Now, I'm still not great, but I don't feel like a total failure, so that's a plus. And I guess the moral, at the risk of sounding like an after-school special, is that practice and effort does pay some dividends.

Wednesday, November 04, 2009

So you think I can dance? Not so much...

A few weeks ago, I got into my mind the brilliant idea that I would take up swing dancing. Back 10 years ago when swing had it's brief revival, I got into the music, and I would still find myself occasionally firing up some Royal Crown Revue on iTunes. Plus, I figured it would be a give me something to do, could be a good way to meet women, and that if I wanted to do it, I needed to do it soon, before I started grad school. There is a group that gives lessons in various rented locations not too far from where I work, so I signed up. The first class was yesterday.

Well, the meeting women thing didn't exactly work out - I seem to have the ability to time things as badly as possible. The class ended up being 3 guys (including myself) and one girl, who was there with one of the other guys. The instructor remarked that it was unusual to have the guys outnumber the girls, and that the last class he taught had 3 more girls than guys. Just my luck.

The other little problem with this brilliant plan? I suck at dancing. I just can't seem to get it - after a few steps I find myself hopelessly lost. All the things you are supposed to do - keep your weight on one foot, not move your right foot, keep your limbs loose, take small steps - none of them come naturally to me. The instructor was pretty patient, and he did give out printed instructions, so I'm going to try to do some practicing this week, and maybe find some tutorials on the web. Hopefully I can at least get to a level of not sucking too much, but it's pretty obvious I'm never going to be great at this, or even decent. I'm going to stick out the lessons - I've paid in advance - and I will probably still try to get to one of the dances that one of the groups around here runs, especially if I can convince someone to go with me.

But I in fact, do not have rhythm.

Sunday, November 01, 2009

So this is what a weekend is like..

I've been looking forward to this weekend for the last couple weeks. Not because I had any big plans, but rather because I didn't.

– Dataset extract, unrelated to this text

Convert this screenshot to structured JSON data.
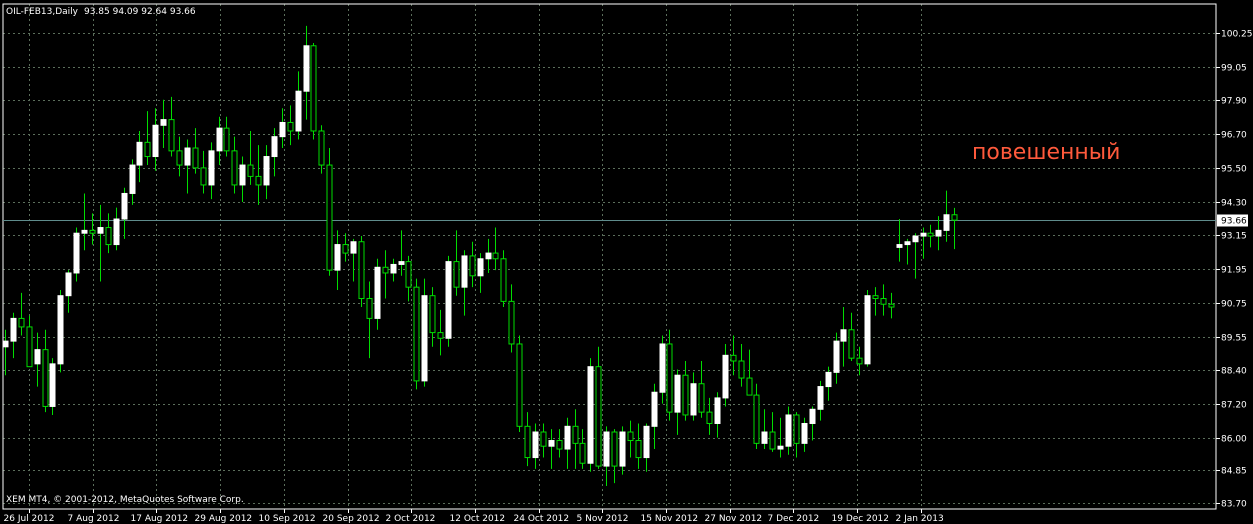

See, the last few weekends I haven't had much time to spend at Casa De Mad. Last weekend, I worked on Saturday and had a Hamfest on Sunday. The weekend before, I drove up to NJ to visit the parents. The weekend before that, dinner with some coworkers and hanging out with a friend. Weekend before that, another Hamfest.

So my house has started to resemble something out of Hoarders. Well, not quite - I don't have broken waffle irons piled up in the front yard yet. But I haven't exactly had time to put stuff away or the like. So I resolved this weekend that I would try to keep the errands to a minimum, skip the yard sales, and try to spend some time around the house. After all, something like half my paychecks go to paying the mortgage... I might as well spend some time here.

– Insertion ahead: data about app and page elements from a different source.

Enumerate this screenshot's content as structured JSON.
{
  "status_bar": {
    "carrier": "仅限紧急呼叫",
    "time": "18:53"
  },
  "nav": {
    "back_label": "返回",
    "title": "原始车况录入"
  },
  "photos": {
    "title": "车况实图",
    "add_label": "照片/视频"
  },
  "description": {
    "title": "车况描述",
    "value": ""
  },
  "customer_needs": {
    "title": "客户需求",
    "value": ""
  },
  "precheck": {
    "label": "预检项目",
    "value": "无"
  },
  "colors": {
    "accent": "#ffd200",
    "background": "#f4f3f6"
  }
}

As is typical with any to-do list, I didn't get quite as much done as I wanted. My house is still pretty messy. But I got it started, and have a better idea of what I want to get done next week. I have descriptions ready for a bunch of stuff that can go on eBay in the next few days, which will mean slightly less crap around the house and slightly more money in madanthony's bank account. I also caught up on sleep, got in a couple good workouts at the gym, petted the cat, got a haircut, and made a giant bowl of Pasta Fagoli, a bowl of which I just finished chased with a glass of two-buck chuck, probably the first time I've had a glass of wine in about 6 months. Usually I avoid it, because it makes me sleepy, but I figured it was worth it to treat myself for once.

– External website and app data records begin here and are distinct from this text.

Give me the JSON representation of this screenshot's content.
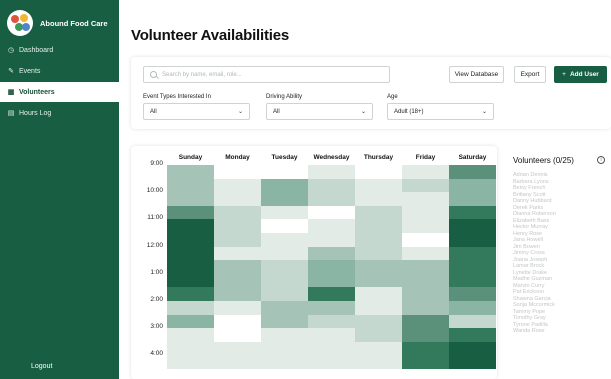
{
  "app": {
    "name": "Abound Food Care"
  },
  "sidebar": {
    "items": [
      {
        "label": "Dashboard",
        "icon": "clock-icon",
        "active": false
      },
      {
        "label": "Events",
        "icon": "edit-icon",
        "active": false
      },
      {
        "label": "Volunteers",
        "icon": "grid-icon",
        "active": true
      },
      {
        "label": "Hours Log",
        "icon": "list-icon",
        "active": false
      }
    ],
    "logout_label": "Logout"
  },
  "page": {
    "title": "Volunteer Availabilities"
  },
  "toolbar": {
    "search_placeholder": "Search by name, email, role...",
    "view_database_label": "View Database",
    "export_label": "Export",
    "add_user_label": "Add User"
  },
  "filters": {
    "event_types": {
      "label": "Event Types Interested In",
      "value": "All"
    },
    "driving": {
      "label": "Driving Ability",
      "value": "All"
    },
    "age": {
      "label": "Age",
      "value": "Adult (18+)"
    }
  },
  "chart_data": {
    "type": "heatmap",
    "days": [
      "Sunday",
      "Monday",
      "Tuesday",
      "Wednesday",
      "Thursday",
      "Friday",
      "Saturday"
    ],
    "time_labels": [
      "9:00",
      "10:00",
      "11:00",
      "12:00",
      "1:00",
      "2:00",
      "3:00",
      "4:00"
    ],
    "visible_rows": 15,
    "levels": [
      [
        3,
        0,
        0,
        1,
        0,
        1,
        5
      ],
      [
        3,
        1,
        4,
        2,
        1,
        2,
        4
      ],
      [
        3,
        1,
        4,
        2,
        1,
        1,
        4
      ],
      [
        5,
        2,
        1,
        0,
        2,
        1,
        6
      ],
      [
        7,
        2,
        0,
        1,
        2,
        1,
        7
      ],
      [
        7,
        2,
        1,
        1,
        2,
        0,
        7
      ],
      [
        7,
        1,
        1,
        3,
        2,
        1,
        6
      ],
      [
        7,
        3,
        2,
        4,
        3,
        3,
        6
      ],
      [
        7,
        3,
        2,
        4,
        3,
        3,
        6
      ],
      [
        6,
        3,
        2,
        6,
        1,
        3,
        5
      ],
      [
        2,
        1,
        3,
        3,
        1,
        3,
        4
      ],
      [
        4,
        0,
        3,
        2,
        2,
        5,
        2
      ],
      [
        1,
        0,
        1,
        1,
        2,
        5,
        6
      ],
      [
        1,
        1,
        1,
        1,
        1,
        6,
        7
      ],
      [
        1,
        1,
        1,
        1,
        1,
        6,
        7
      ]
    ],
    "palette": [
      "#ffffff",
      "#e3ebe7",
      "#c5d8cf",
      "#a5c3b6",
      "#8ab4a3",
      "#5b917a",
      "#33795b",
      "#175e43"
    ]
  },
  "volunteers": {
    "title": "Volunteers (0/25)",
    "names": [
      "Adrian Dennis",
      "Barbara Lyons",
      "Betsy French",
      "Brittany Scott",
      "Danny Hubbard",
      "Derek Parks",
      "Dianna Roberson",
      "Elizabeth Bass",
      "Hector Murray",
      "Henry Rose",
      "Jana Howell",
      "Jim Bowen",
      "Jimmy Cross",
      "Joana Joseph",
      "Lamar Brock",
      "Lynette Drake",
      "Madhe Guzman",
      "Marvin Curry",
      "Pat Erickson",
      "Shawna Garcia",
      "Sonja Mccormick",
      "Tammy Pope",
      "Timothy Gray",
      "Tyrone Padilla",
      "Wanda Rose"
    ]
  }
}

Part of the reason I want to spend some time enjoying myself, and some not-so-enjoyable time getting my house into something resembling an order, is because I expect that in about 10 weeks, my free time will go down to close to zero, because I'll be starting grad school again - I'm going back part-time for a degree in Educational Technology. So I want to have everything in order by then. Which is unlikely, since I'm 1)messy and 2)in the crap-resale business, which means I tend to have lots of crap around. But I'll do my best, and I feel like I've at least got a start.